Ransomware continues to be one of, if not the primary, threat faced by organizations, particularly large corporations. On October 21, UK car dealer Pendragon released a statement to the press saying,
“We have identified suspicious activity on part of our IT systems and have confirmed we experienced an IT security incident. This has not affected our ability to operate, and we continue to service our customers and communities as normal.
Upon discovery, we took immediate steps to contain the incident. Our security specialists launched an extensive investigation to assess fully what has happened and we’ll be keeping our customers and partners updated. To add, the Pinewood Dealer Management System was and remains completely unaffected. We have reported this to The National Cyber Security Centre, the Information Commissioner’s Office, The FCA, and the police.”
The typically terse and uninformative press release was later to be supplemented by more details suggesting ransomware affiliates dropping LockBit were responsible for the attack.
Pendragon Group own owns CarStore, Evans Halshaw, and Stratstone a luxury car retailer, and is currently in the middle of a 400 million GBP takeover by Swedish motor company Hedin Group.
Any bad news at this time can potentially sink such a deal, however, any assumption as to the outcome of the deal is pure speculation.
More details relating to the attack were provided by the company’s chief marketing officer, Kim Costello, speaking to The Times. Costello noted that the company has been in contact with the hackers and received stolen files as proof of the breach but did not engage in negotiations.
The hackers asked for "tens of millions of dollars before a deadline" under the threat of publishing stolen data. According to The Times, the ransom amount is 60 million USD, and confirmed that the company has no intention of negotiating with LockBit affiliates.
According to a Bleeping Computer article the ransomware operators only made up 5% of the database, which they are using to try to extort the company into paying the ransom to decrypt encrypted files.
Unfortunately, the lack of details means it's difficult, if not impossible, to draw any conclusions. Like whether Lockbit 2.0 or the newer variant LockBit 3.0. The earlier version could have been responsible for creating 850 victims in 2022 alone.
Over the course of LockBit’s infamous history, the ransomware’s operators claim they damaged at least 12,125 companies during LockBit 2.0’s lifespan.
LockBit 3.0 boasts a general improvement in terms of features over the previous version. According to Infosec Institute, the improvements include:
- Anti-detection mechanisms to evade AV and EDR systems
- LockBit 3.0 relies on an “access token” to be supplied as a parameter upon execution
- A command line option with possible parameters was also introduced

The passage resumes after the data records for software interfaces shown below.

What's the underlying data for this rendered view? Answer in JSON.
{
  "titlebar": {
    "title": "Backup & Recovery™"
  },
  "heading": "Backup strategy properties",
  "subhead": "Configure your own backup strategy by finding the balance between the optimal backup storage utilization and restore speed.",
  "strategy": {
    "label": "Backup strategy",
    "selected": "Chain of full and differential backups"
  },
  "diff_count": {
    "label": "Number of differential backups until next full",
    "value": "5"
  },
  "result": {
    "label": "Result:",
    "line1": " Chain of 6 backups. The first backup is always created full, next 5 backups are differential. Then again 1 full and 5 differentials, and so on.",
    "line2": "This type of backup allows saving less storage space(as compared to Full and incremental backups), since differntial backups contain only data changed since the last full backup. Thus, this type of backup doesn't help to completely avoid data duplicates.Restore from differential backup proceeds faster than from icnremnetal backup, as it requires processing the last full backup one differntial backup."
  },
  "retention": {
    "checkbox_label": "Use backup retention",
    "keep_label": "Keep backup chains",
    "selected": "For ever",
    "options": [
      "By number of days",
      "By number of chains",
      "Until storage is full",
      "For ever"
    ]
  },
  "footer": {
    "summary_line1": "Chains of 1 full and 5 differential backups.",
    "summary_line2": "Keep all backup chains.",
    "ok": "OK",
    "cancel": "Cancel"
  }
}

- The new version is more evasive and faster than the older versions, according to malware experts
- A fresh anti-debug feature added
- A mechanism for disabling the Windows Defender and tempering the Windows Event Logs is also present.
At the time of writing it is not clear if LockBit 3.0 has completely replaced 2.0 operations but with the added feature set many operators would be looking to switch provided it is stable.
Ukrainian Government Agencies Targeted by Ransomware Operators
In other ransomware news, the Computer Emergency Response Team of Ukraine (CERT-UA) issued an alert stating that Cuba ransomware operators are looking to target critical government networks in the country.
On October 21, officials for CERT-UA discovered an email phishing campaign with emails that impersonated the Press Service of the General Staff of the Armed Forces of Ukraine.
The email urged recipients to click on an embedded link which to a third-party web page to supposedly download a document named "Наказ_309.pdf,"
Like with so many phishing attacks seen in the past the link is used to download an executable that masquerades as an Adobe Reader installer.
The fake installer downloads the ransomware gang's signature malware RomCom Rat. The malware allows the threat actors to perform file operations on the host, steal data, spawn spoofed processes, start reverse shells, and drop other malware payloads including the ransomware module. CERT-UA stated,
“Considering the use of the RomCom backdoor, as well as other features of the related files, we believe it is possible to associate the detected activity with the activity of the group Tropical Scorpius (Unit42) aka UNC2596 (Mandiant), which is responsible for the distribution of Cuba Ransomware,”
Given the current war in Ukraine, it is easy to spin a political narrative to the attack. However, as Bleeping Computer notes, those operating or affiliated with Cuba ransomware haven’t declared any political statement in favor of either Ukraine and Russia, and appear to be purely financially motivated.